After the refusal, the user cannot use or purchase the product or service. In fact, such a take-it or leave-it contract is called a «liability contract, which is a contract that does not have the power to negotiate and forces one party to be favored over the other.» It is important that all contracts or agreements you wish to enter into with your customers are striking – even obvious – if the customer accepts them. If a user can argue that the agreement is difficult to see or obscure, it cannot be confirmed, even if the user clicks to accept it. It is important to seek re-approval if your agreements are updated or amended. But are such agreements applicable? In the United States, since the pioneering case of ProCD v. Zeidenberg, courts have tended to impose «shrinking wrap» packaged computer software agreements as long as (i) the terms of these agreements are «commercially reasonable» and are not otherwise ruthless or subject to any other defence under contract law; and (ii) Buyers have the right to refuse these conditions when opening the product package and to obtain a full refund. (See our July 1996 Intellectual Property Bulletin for more information on ProCD v. Zeidenberg.) It is not surprising that the courts are similarly considering the application of «Click Through» agreements in a number of cases, including Groff v. America Online. Potential problems arise when a company, not an individual, makes a click-through agreement. In this case, the seller must ensure that the person who clicks on the acceptance has the right to accept on behalf of the company. Of particular concern is the ability of a worker to engage the employer in non-competitive agreements and other contractual provisions for goods and services other than the software product that is then downloaded, installed or used by that employee.

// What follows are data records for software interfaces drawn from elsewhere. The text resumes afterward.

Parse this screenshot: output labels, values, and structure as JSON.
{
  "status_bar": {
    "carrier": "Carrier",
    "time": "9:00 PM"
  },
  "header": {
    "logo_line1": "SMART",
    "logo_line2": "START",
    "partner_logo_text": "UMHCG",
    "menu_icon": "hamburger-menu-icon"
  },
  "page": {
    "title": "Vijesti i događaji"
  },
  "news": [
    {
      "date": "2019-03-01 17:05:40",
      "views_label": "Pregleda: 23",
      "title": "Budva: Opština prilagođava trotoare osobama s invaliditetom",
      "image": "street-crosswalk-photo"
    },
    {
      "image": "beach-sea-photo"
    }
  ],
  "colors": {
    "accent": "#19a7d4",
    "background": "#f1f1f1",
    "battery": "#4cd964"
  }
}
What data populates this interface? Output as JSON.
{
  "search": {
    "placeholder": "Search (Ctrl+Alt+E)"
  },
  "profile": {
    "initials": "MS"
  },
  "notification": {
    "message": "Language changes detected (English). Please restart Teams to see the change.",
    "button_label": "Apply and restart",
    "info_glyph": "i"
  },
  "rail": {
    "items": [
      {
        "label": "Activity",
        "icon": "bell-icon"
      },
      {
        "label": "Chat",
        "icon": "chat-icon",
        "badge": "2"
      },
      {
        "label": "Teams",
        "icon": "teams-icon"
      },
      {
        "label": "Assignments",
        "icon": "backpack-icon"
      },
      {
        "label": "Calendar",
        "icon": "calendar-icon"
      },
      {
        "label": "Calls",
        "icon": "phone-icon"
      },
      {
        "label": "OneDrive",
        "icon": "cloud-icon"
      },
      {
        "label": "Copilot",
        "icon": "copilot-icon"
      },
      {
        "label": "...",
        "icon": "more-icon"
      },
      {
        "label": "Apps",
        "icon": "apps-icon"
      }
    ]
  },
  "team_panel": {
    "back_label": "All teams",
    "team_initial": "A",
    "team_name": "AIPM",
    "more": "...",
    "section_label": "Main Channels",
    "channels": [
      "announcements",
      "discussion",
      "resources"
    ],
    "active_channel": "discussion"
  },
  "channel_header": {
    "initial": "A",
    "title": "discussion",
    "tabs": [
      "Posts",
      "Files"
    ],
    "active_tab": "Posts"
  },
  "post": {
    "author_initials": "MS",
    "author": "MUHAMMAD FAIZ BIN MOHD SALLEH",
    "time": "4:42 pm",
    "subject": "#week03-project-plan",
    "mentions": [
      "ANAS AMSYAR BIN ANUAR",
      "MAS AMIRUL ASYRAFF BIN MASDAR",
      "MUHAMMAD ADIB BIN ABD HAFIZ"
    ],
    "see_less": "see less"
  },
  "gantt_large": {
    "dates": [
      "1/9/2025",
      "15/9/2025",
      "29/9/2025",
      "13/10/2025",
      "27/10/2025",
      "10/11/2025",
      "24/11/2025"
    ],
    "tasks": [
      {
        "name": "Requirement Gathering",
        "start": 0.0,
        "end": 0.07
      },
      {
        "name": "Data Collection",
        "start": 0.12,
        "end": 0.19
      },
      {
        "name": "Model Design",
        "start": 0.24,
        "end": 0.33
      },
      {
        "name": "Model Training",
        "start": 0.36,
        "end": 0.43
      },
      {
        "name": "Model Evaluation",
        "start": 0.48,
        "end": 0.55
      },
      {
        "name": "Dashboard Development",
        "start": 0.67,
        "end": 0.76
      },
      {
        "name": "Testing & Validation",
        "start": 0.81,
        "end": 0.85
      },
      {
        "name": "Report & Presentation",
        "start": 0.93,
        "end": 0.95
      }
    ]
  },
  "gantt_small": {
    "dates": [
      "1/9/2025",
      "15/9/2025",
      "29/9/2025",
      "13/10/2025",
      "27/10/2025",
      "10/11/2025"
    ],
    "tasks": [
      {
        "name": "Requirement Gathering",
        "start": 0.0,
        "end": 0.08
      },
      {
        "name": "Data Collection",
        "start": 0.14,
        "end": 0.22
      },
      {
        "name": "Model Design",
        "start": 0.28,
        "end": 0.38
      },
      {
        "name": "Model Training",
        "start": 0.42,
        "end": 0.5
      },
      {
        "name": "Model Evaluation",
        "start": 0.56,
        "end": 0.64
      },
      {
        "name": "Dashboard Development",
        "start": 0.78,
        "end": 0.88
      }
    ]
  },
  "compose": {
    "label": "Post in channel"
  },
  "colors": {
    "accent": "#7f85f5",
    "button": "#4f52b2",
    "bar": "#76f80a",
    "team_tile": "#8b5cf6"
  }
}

PactSafe`s Clickthrough solution is developed by lawyers with a deep understanding of contract law. Our solution is not only to manage and track users` acceptance of your online agreements on a large scale, but also to conclude irrefutably that agrees with your terms and when and what they have agreed.